▶ **WHAT IS EXPECTED**: For each line in the data that includes "author", make a copy.

▶ **GIVEN ENTRIES**:
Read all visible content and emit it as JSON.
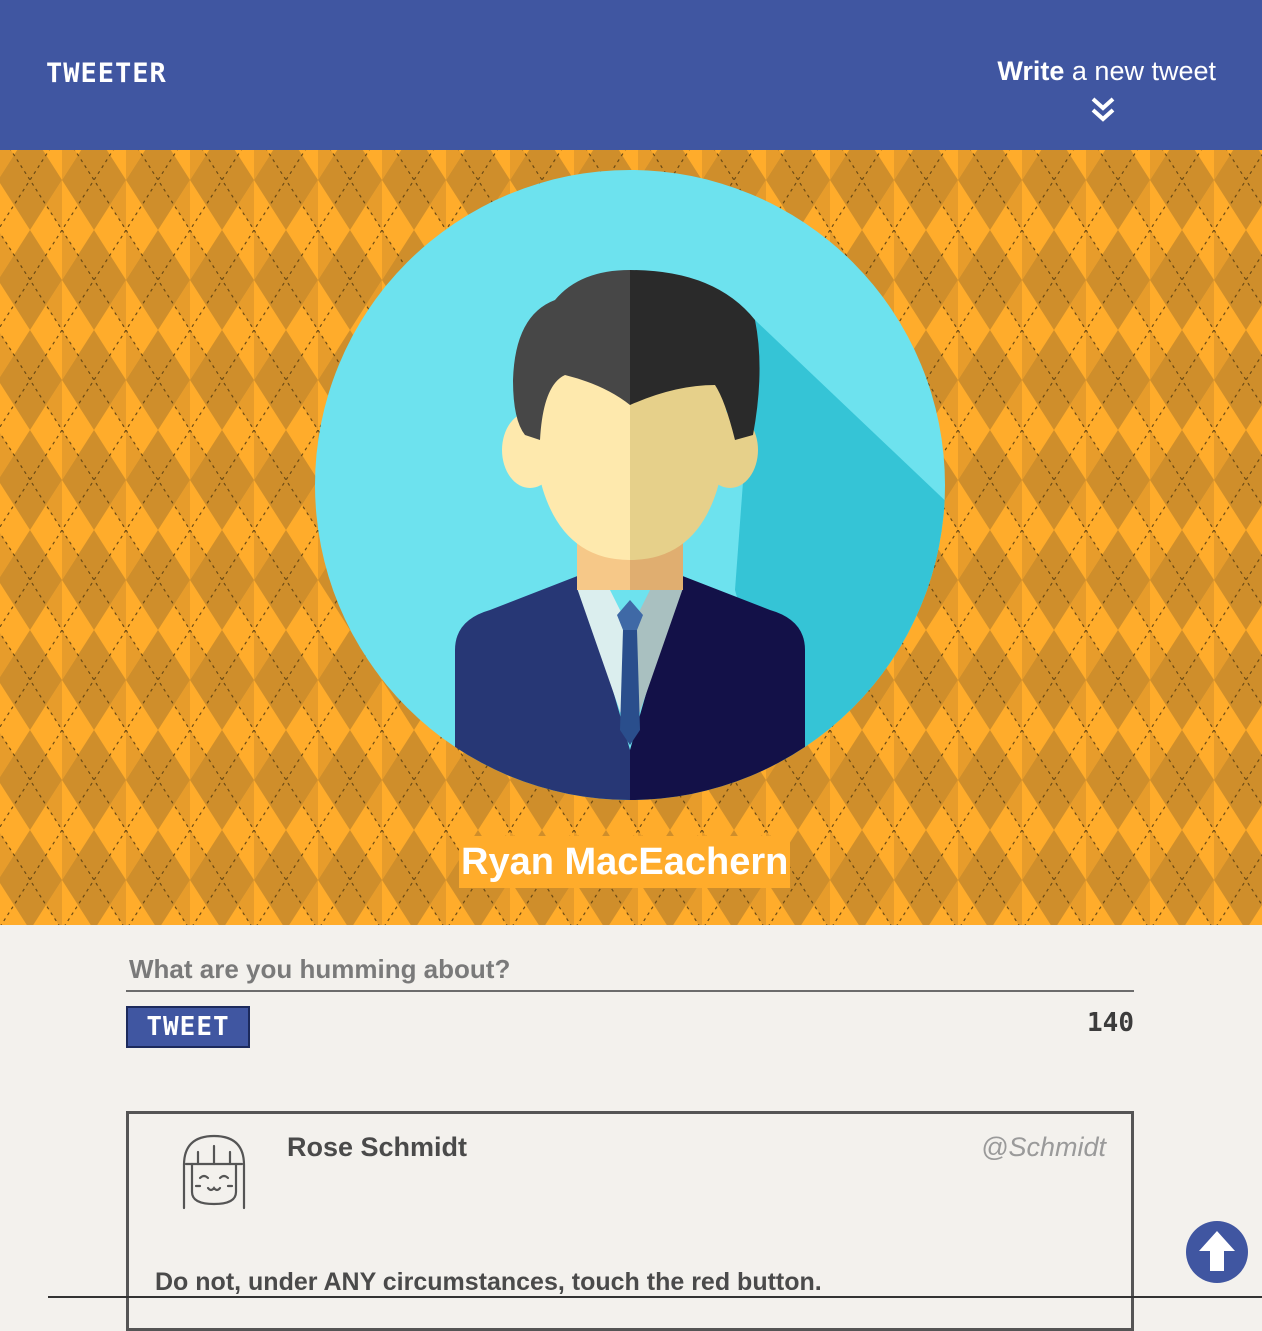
{
  "header": {
    "logo": "TWEETER",
    "compose_link_bold": "Write",
    "compose_link_rest": " a new tweet",
    "chevron_icon": "double-chevron-down-icon"
  },
  "profile": {
    "name": "Ryan MacEachern",
    "avatar_icon": "businessman-avatar-icon"
  },
  "compose": {
    "placeholder": "What are you humming about?",
    "value": "",
    "tweet_button": "TWEET",
    "char_count": "140"
  },
  "tweets": [
    {
      "name": "Rose Schmidt",
      "handle": "@Schmidt",
      "text": "Do not, under ANY circumstances, touch the red button.",
      "avatar_icon": "girl-face-avatar-icon"
    }
  ],
  "scroll_top_icon": "arrow-up-icon",
  "colors": {
    "header": "#4056a1",
    "hero": "#ffac2b",
    "background": "#f3f1ed"
  }
}
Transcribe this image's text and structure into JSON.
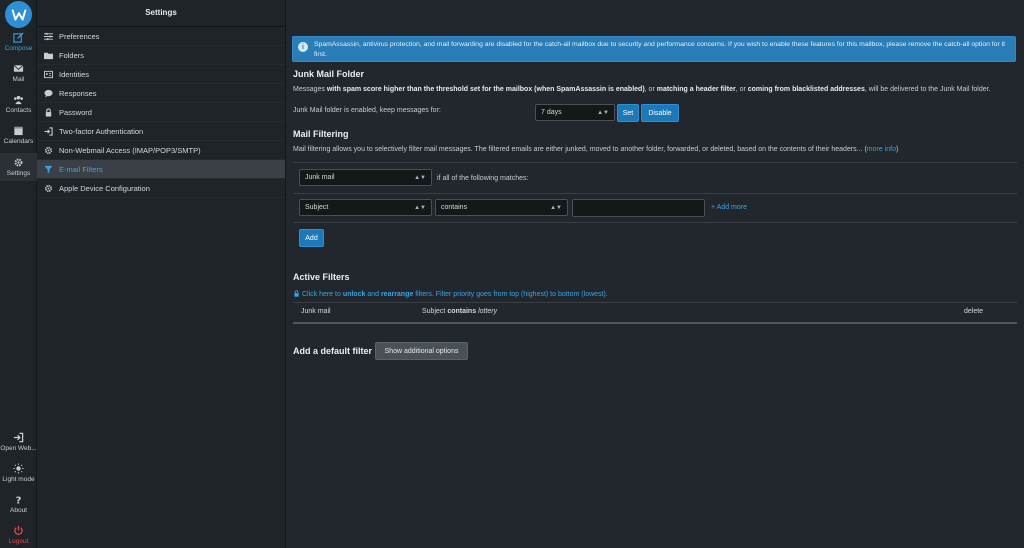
{
  "rail": {
    "items": [
      {
        "label": "Compose",
        "icon": "compose-icon"
      },
      {
        "label": "Mail",
        "icon": "mail-icon"
      },
      {
        "label": "Contacts",
        "icon": "contacts-icon"
      },
      {
        "label": "Calendars",
        "icon": "calendar-icon"
      },
      {
        "label": "Settings",
        "icon": "gear-icon"
      }
    ],
    "bottom": [
      {
        "label": "Open Web...",
        "icon": "sign-in-icon"
      },
      {
        "label": "Light mode",
        "icon": "sun-icon"
      },
      {
        "label": "About",
        "icon": "question-icon"
      },
      {
        "label": "Logout",
        "icon": "power-icon"
      }
    ]
  },
  "settings": {
    "title": "Settings",
    "items": [
      {
        "label": "Preferences",
        "icon": "sliders-icon"
      },
      {
        "label": "Folders",
        "icon": "folder-icon"
      },
      {
        "label": "Identities",
        "icon": "id-card-icon"
      },
      {
        "label": "Responses",
        "icon": "comment-icon"
      },
      {
        "label": "Password",
        "icon": "lock-icon"
      },
      {
        "label": "Two-factor Authentication",
        "icon": "sign-in-icon"
      },
      {
        "label": "Non-Webmail Access (IMAP/POP3/SMTP)",
        "icon": "gear-icon"
      },
      {
        "label": "E-mail Filters",
        "icon": "filter-icon"
      },
      {
        "label": "Apple Device Configuration",
        "icon": "gear-icon"
      }
    ]
  },
  "notice": {
    "text": "SpamAssassin, antivirus protection, and mail forwarding are disabled for the catch-all mailbox due to security and performance concerns. If you wish to enable these features for this mailbox, please remove the catch-all option for it first."
  },
  "junk": {
    "title": "Junk Mail Folder",
    "desc_1": "Messages ",
    "desc_2": "with spam score higher than the threshold set for the mailbox (when SpamAssassin is enabled)",
    "desc_3": ", or ",
    "desc_4": "matching a header filter",
    "desc_5": ", or ",
    "desc_6": "coming from blacklisted addresses",
    "desc_7": ", will be delivered to the Junk Mail folder.",
    "keep_label": "Junk Mail folder is enabled, keep messages for:",
    "keep_value": "7 days",
    "set_label": "Set",
    "disable_label": "Disable"
  },
  "filtering": {
    "title": "Mail Filtering",
    "desc": "Mail filtering allows you to selectively filter mail messages. The filtered emails are either junked, moved to another folder, forwarded, or deleted, based on the contents of their headers... (",
    "more_info": "more info",
    "desc_end": ")",
    "action_value": "Junk mail",
    "match_text": "if all of the following matches:",
    "field_value": "Subject",
    "op_value": "contains",
    "add_more": "+ Add more",
    "add_label": "Add"
  },
  "active": {
    "title": "Active Filters",
    "hint_1": "Click here to ",
    "hint_unlock": "unlock",
    "hint_2": " and ",
    "hint_rearrange": "rearrange",
    "hint_3": " filters. Filter priority goes from top (highest) to bottom (lowest).",
    "rows": [
      {
        "action": "Junk mail",
        "cond_field": "Subject",
        "cond_op": "contains",
        "cond_value": "lottery",
        "delete": "delete"
      }
    ]
  },
  "default_filter": {
    "title": "Add a default filter",
    "button": "Show additional options"
  },
  "colors": {
    "accent": "#2f8fd6",
    "link": "#3aa3e3",
    "logout": "#e04b4b",
    "background": "#22272e"
  }
}
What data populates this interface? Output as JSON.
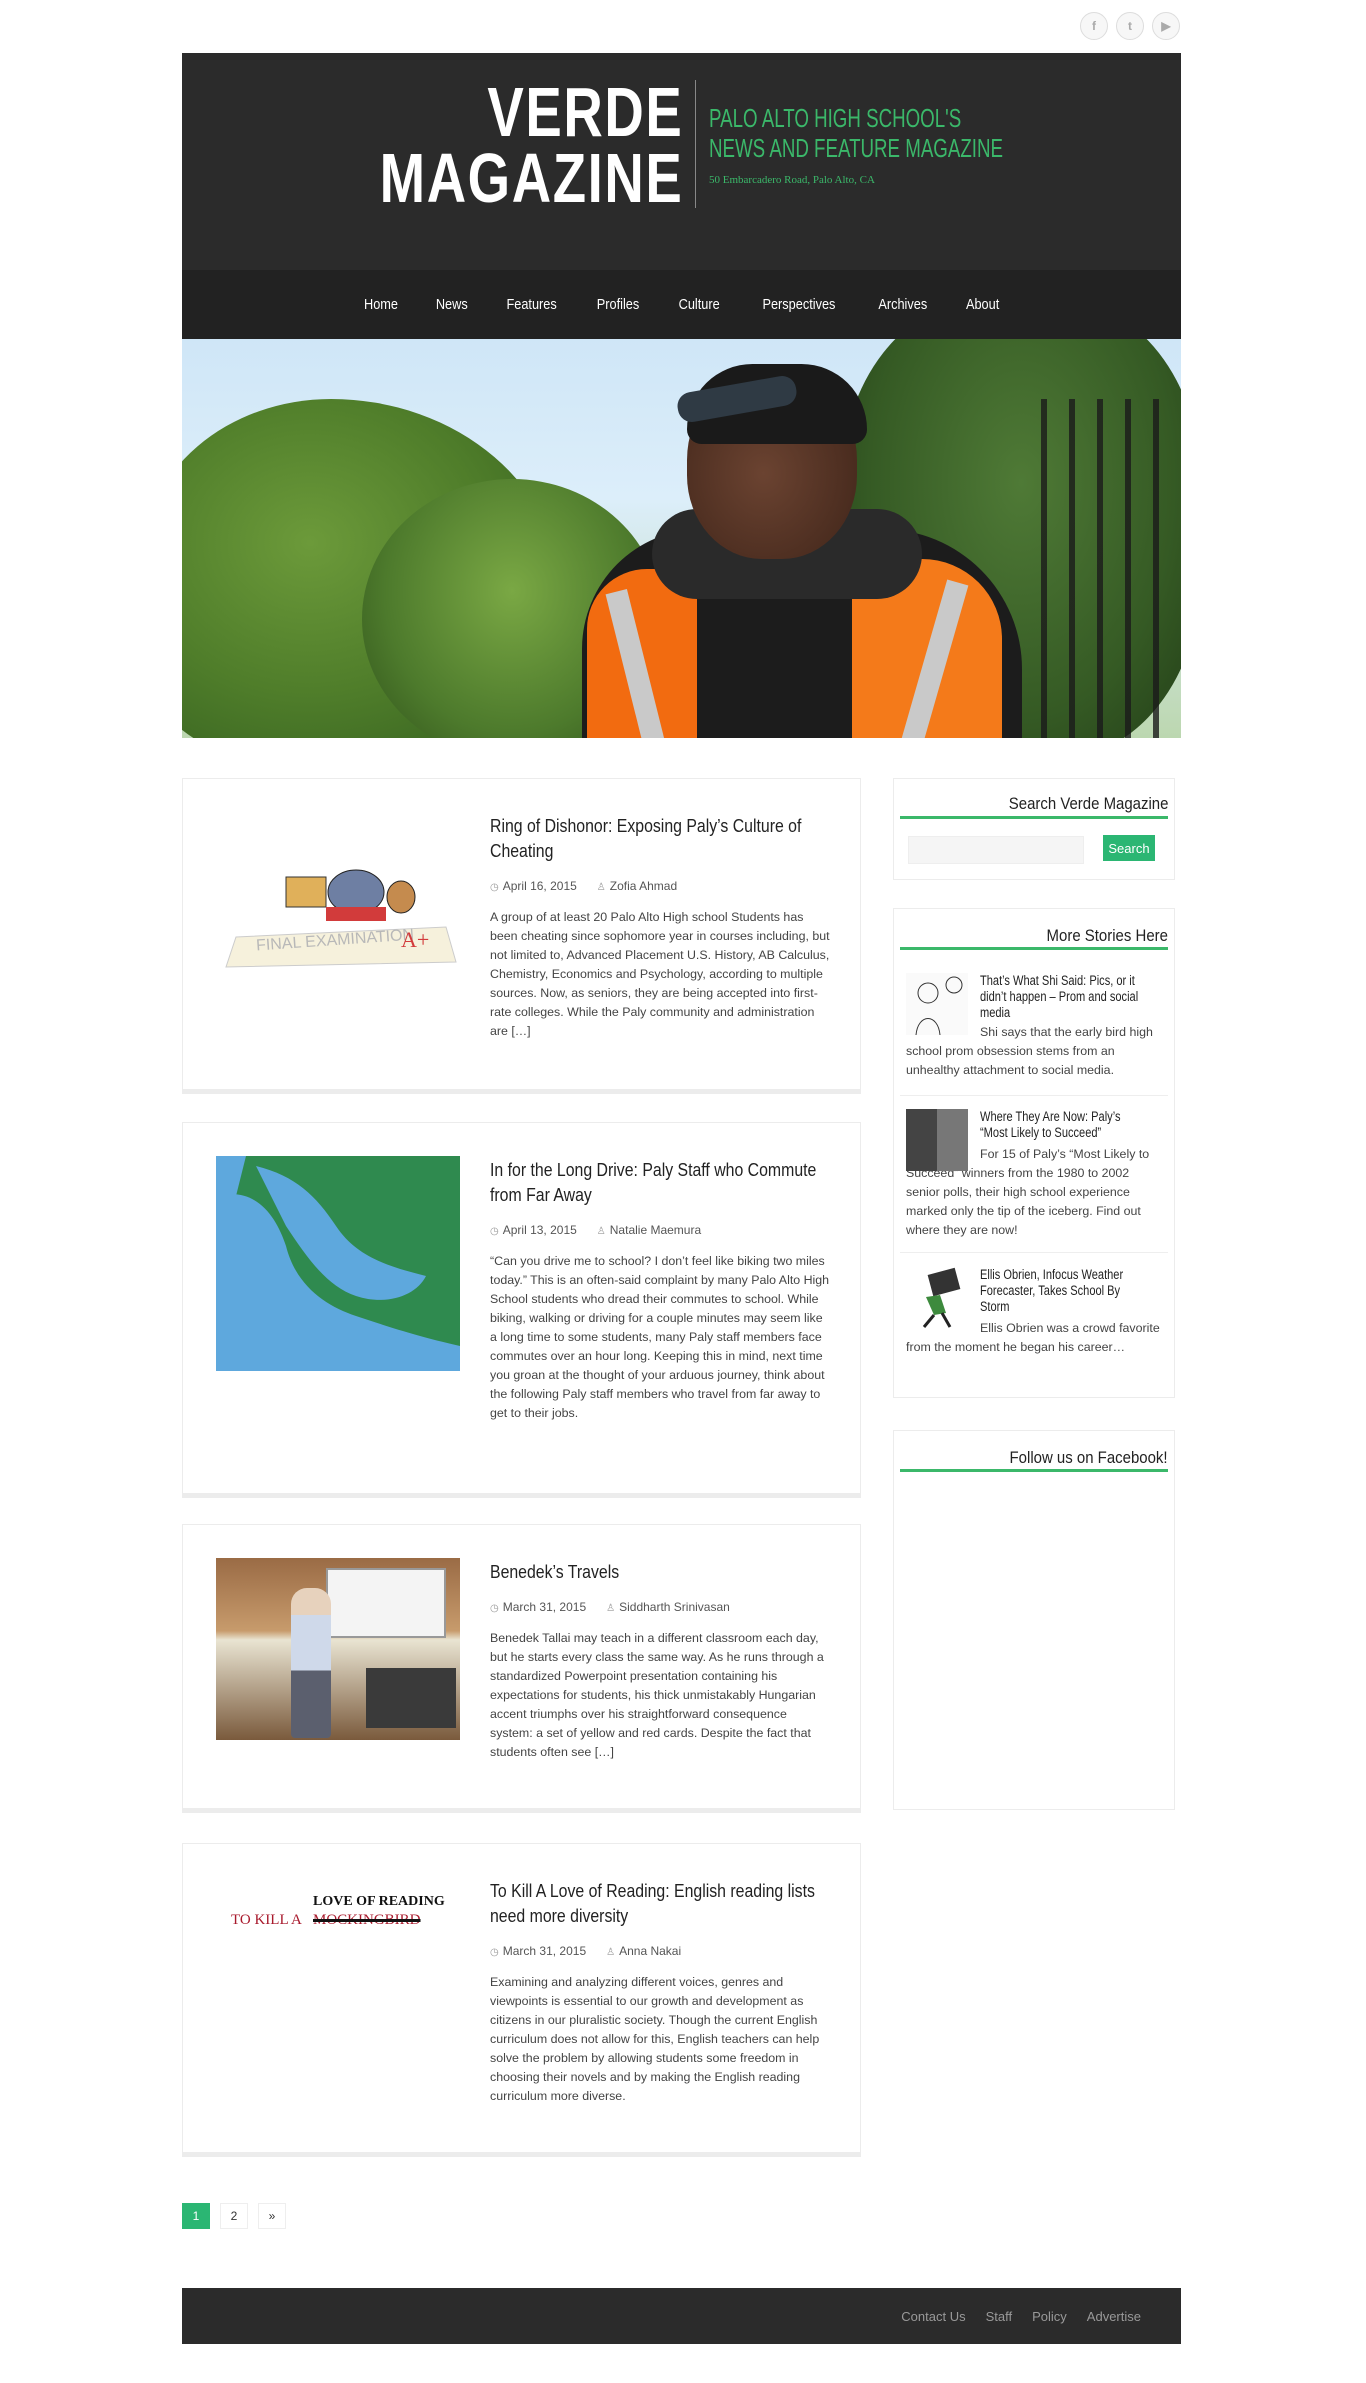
{
  "social": {
    "facebook": "f",
    "twitter": "t",
    "youtube": "▶"
  },
  "header": {
    "title_line1": "VERDE",
    "title_line2": "MAGAZINE",
    "tagline_line1": "PALO ALTO HIGH SCHOOL'S",
    "tagline_line2": "NEWS AND FEATURE MAGAZINE",
    "address": "50 Embarcadero Road, Palo Alto, CA"
  },
  "nav": [
    "Home",
    "News",
    "Features",
    "Profiles",
    "Culture",
    "Perspectives",
    "Archives",
    "About"
  ],
  "posts": [
    {
      "title": "Ring of Dishonor: Exposing Paly’s Culture of Cheating",
      "date": "April 16, 2015",
      "author": "Zofia Ahmad",
      "excerpt": "A group of at least 20 Palo Alto High school Students has been cheating since sophomore year in courses including, but not limited to, Advanced Placement U.S. History, AB Calculus, Chemistry, Economics and Psychology, according to multiple sources. Now, as seniors, they are being accepted into first-rate colleges. While the Paly community and administration are […]",
      "thumb_text": "FINAL EXAMINATION",
      "thumb_grade": "A+"
    },
    {
      "title": "In for the Long Drive: Paly Staff who Commute from Far Away",
      "date": "April 13, 2015",
      "author": "Natalie Maemura",
      "excerpt": "“Can you drive me to school? I don’t feel like biking two miles today.” This is an often-said complaint by many Palo Alto High School students who dread their commutes to school. While biking, walking or driving for a couple minutes may seem like a long time to some students, many Paly staff members face commutes over an hour long. Keeping this in mind, next time you groan at the thought of your arduous journey, think about the following Paly staff members who travel from far away to get to their jobs."
    },
    {
      "title": "Benedek’s Travels",
      "date": "March 31, 2015",
      "author": "Siddharth Srinivasan",
      "excerpt": "Benedek Tallai may teach in a different classroom each day, but he starts every class the same way. As he runs through a standardized Powerpoint presentation containing his expectations for students, his thick unmistakably Hungarian accent triumphs over his straightforward consequence system: a set of yellow and red cards. Despite the fact that students often see […]"
    },
    {
      "title": "To Kill A Love of Reading: English reading lists need more diversity",
      "date": "March 31, 2015",
      "author": "Anna Nakai",
      "excerpt": "Examining and analyzing different voices, genres and viewpoints is essential to our growth and development as citizens in our pluralistic society. Though the current English curriculum does not allow for this, English teachers can help solve the problem by allowing students some freedom in choosing their novels and by making the English reading curriculum more diverse.",
      "thumb_left": "TO KILL A",
      "thumb_struck": "MOCKINGBIRD",
      "thumb_top": "LOVE OF READING"
    }
  ],
  "sidebar": {
    "search_title": "Search Verde Magazine",
    "search_button": "Search",
    "search_placeholder": "",
    "more_title": "More Stories Here",
    "stories": [
      {
        "title": "That’s What Shi Said: Pics, or it didn’t happen – Prom and social media",
        "excerpt": "Shi says that the early bird high school prom obsession stems from an unhealthy attachment to social media."
      },
      {
        "title": "Where They Are Now: Paly’s “Most Likely to Succeed”",
        "excerpt": "For 15 of Paly’s “Most Likely to Succeed” winners from the 1980 to 2002 senior polls, their high school experience marked only the tip of the iceberg. Find out where they are now!"
      },
      {
        "title": "Ellis Obrien, Infocus Weather Forecaster, Takes School By Storm",
        "excerpt": "Ellis Obrien was a crowd favorite from the moment he began his career…"
      }
    ],
    "facebook_title": "Follow us on Facebook!"
  },
  "pagination": [
    "1",
    "2",
    "»"
  ],
  "footer": [
    "Contact Us",
    "Staff",
    "Policy",
    "Advertise"
  ],
  "colors": {
    "accent": "#2bb673",
    "header_bg": "#2b2b2b",
    "tagline": "#3bb86a"
  }
}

▶ **THE ANSWER**:
      "author": "Zofia Ahmad",
      "author": "Natalie Maemura",
      "author": "Siddharth Srinivasan",
      "author": "Anna Nakai",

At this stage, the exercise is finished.